Ronee Blakley: Jerry Wexler was a force, someone whose intellect, energy, vocabulary, encyclopedic knowledge of recorded music, and no nonsense attitude I respected until the day he died. We talked during his final days. I was honored to perform at his memorial with Lenny Kaye in NYC. Jerry and I butted heads once, but he came right back out of it and still invited me to his house for dinner. Jerry was funky and funny and honest, always the truth! The Muscle Shoals Rhythm Section was, and still is, a group of great guys, superb professionals who taught me alot. I still seem them and love them. They traveled with me to back me up on “Howard Cosell.” [Note: Ronee’s referring to her appearance on “Saturday Night Live with Howard Cosell,” with aired on ABC between September 1975 to January 1976].

WYA: You’ve done so many things — actress, singer, songwriter, composer, producer, and director — but I’m wondering, is there one role that you identify with more than the others?

Ronee Blakley: I love doing them all and the way it coalesced in the movie Nashville was maybe my favorite type of combination; working with others closely, writing scenes and songs, singing, acting on film, bringing others into the project, hanging out together, coming up with ideas and realizing the. To have a creative outlet like that is a luxury more desirable than things. To direct myself? Yes, that too is fun!

You can read much more about Ronee here.

MP3: Ronee Blakley – American Beauty (buy)

7 Comments so far
Leave a comment

Thanks for this interview. Had meant to attend the party but got delayed in awful traffic. Saw her at the Mint a while back – am hoping she does more live gigs.

Comment by Mark Islam 08.30.10 @ 2:05 pm

I always thought Barbra Harris was better at least in the muscial performances in Nashville.

Comment by Me 08.31.10 @ 1:34 am

Nice interview, Bryan!
I loved “Nashville” when it came out and have the soundtrack in vinyl. It was this NYC girl’s first intro to country music and culture and Ronee’s “Barbara Jean” has been a big inspiration in my own musical journey. “Tape Deck in his Tractor” and “My Idaho Home” are classics! Ronee, you continue to inspire with your writing and your voice. Thank you!

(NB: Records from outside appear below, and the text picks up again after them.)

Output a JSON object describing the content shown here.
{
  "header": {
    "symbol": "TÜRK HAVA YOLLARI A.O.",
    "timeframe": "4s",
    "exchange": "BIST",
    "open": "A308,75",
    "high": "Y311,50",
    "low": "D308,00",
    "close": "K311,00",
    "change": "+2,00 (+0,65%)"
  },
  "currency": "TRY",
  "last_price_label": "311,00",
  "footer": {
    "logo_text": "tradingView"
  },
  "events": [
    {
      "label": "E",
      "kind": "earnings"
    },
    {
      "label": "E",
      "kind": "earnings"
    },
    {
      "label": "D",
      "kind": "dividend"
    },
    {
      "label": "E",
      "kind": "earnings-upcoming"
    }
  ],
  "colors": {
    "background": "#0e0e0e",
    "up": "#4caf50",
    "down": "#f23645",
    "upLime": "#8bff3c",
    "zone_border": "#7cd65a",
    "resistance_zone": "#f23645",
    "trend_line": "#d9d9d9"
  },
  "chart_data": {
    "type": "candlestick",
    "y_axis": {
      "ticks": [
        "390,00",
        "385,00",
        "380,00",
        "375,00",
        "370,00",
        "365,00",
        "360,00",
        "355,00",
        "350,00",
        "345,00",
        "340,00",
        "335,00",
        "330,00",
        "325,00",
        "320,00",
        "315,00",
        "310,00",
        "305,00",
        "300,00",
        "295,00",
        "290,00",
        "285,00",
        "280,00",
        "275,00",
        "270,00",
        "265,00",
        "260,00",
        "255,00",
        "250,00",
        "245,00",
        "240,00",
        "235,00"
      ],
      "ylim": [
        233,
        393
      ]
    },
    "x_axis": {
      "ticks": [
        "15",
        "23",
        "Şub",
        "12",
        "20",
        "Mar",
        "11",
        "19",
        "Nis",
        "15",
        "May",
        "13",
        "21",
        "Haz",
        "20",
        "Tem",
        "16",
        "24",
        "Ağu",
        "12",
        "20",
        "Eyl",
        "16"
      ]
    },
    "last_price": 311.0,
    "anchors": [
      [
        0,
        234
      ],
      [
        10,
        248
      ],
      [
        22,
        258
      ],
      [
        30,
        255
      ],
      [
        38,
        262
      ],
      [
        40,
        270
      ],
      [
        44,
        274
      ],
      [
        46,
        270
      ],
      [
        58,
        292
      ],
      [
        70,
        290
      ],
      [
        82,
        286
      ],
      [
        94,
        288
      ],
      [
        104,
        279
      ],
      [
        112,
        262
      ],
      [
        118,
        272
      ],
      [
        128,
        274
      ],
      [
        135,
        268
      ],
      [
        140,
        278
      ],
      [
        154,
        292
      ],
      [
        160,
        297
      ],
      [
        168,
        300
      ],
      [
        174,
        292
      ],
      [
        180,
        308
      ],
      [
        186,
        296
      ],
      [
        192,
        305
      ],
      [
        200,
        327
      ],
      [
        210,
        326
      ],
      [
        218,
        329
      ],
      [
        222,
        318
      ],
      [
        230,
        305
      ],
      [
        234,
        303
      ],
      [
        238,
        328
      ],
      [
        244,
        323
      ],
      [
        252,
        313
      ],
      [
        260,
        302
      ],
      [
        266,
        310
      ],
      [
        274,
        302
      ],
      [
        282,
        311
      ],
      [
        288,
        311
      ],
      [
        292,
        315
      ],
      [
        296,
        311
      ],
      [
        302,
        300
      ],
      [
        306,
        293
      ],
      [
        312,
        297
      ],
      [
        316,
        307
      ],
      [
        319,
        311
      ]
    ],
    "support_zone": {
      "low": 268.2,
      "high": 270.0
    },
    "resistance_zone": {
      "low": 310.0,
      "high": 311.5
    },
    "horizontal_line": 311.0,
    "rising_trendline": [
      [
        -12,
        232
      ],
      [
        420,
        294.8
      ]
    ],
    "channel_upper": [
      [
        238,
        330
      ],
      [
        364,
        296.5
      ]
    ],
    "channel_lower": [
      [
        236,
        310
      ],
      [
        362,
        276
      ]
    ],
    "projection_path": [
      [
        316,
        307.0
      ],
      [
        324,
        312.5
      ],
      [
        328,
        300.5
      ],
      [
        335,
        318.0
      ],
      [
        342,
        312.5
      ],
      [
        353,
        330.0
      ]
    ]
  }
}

Comment by Jewels Nation 09.21.10 @ 11:15 am

Like so many, my first exposure to Ronee was Barbara Jean… an extraordinary performance inasmuch as she’s not simply performing her songs but she’s portraying a fragile icon on the verge of madness yet she’s still brilliant when she’s singing. The improvised breakdown on stage is a highlight; the assasination is one of the most heartbreaking conclusions to any film. I didn’t realize she was married to Wim Wenders and I’m looking forward to seeing I Played It For You.

Comment by chris woods 03.06.11 @ 4:00 pm

On Monday I saw Nashville for the second time in 35 years at a local cinema here in Paris and just loved it. However I’ve never been long estranged from the original soundtrack which I’ve owned since 1975 on vinyl, audio cassette and CD (as the old formats wear out I faithfully renew them). All the songs are jewels but Ronee’s are in particular. Since Monday I just can’t get “Dues” or “My Idaho home”out of my mind. Barbara Jean, you were always better than Connie White!

Comment by Tim Sali 03.08.12 @ 5:05 pm

I saw “Nashville” last night and found Ronee just overwhelmingly moving.

Comment by Arturov 07.26.13 @ 1:36 pm

Thank you Bryan! This was brought to my attention yesterday by journalist Jon Friedman. What a lovely interview you did.

Comment by Ronee 02.12.17 @ 11:29 am

Leave a comment